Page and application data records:
* * * * * * *

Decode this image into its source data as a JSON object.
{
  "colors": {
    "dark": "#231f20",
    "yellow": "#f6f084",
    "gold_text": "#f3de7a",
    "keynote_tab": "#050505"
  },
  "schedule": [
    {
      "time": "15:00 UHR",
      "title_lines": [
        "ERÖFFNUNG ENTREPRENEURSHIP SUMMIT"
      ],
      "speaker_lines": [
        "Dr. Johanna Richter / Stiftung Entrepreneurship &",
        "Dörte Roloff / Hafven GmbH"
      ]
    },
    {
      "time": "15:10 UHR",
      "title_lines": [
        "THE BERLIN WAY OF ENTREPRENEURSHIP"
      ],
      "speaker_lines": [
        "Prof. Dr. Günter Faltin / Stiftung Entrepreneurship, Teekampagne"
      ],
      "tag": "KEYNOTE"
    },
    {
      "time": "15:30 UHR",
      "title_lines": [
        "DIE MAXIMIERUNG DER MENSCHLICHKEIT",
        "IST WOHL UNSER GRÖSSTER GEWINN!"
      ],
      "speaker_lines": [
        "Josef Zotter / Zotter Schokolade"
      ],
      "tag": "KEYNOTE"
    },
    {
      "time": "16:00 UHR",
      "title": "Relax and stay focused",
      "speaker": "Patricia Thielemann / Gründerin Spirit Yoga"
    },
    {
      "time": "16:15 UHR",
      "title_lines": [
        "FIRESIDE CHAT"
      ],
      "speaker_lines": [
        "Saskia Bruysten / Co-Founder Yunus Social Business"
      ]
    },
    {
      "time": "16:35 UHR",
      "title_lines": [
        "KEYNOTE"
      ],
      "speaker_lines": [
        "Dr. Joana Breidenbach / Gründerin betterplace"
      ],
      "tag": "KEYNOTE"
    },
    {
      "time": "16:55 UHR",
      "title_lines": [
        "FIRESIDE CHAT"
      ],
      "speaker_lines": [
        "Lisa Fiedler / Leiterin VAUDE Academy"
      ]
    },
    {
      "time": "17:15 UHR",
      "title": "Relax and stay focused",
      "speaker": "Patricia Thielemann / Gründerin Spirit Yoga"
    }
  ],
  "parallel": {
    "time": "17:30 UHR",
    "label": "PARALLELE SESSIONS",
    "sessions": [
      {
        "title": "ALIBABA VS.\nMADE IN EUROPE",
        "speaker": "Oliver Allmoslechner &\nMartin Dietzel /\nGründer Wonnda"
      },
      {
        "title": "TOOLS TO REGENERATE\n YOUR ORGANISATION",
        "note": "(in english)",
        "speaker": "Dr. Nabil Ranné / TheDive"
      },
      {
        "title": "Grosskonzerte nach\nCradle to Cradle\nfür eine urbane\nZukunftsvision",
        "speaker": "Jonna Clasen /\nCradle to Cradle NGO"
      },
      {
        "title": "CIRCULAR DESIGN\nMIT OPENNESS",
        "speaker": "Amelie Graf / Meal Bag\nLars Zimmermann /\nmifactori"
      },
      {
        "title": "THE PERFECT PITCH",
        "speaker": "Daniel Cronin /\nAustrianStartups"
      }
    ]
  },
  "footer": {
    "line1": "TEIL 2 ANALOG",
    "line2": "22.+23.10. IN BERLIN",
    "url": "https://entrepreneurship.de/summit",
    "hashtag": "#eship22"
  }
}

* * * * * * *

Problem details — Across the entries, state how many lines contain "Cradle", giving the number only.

Solved problem — 2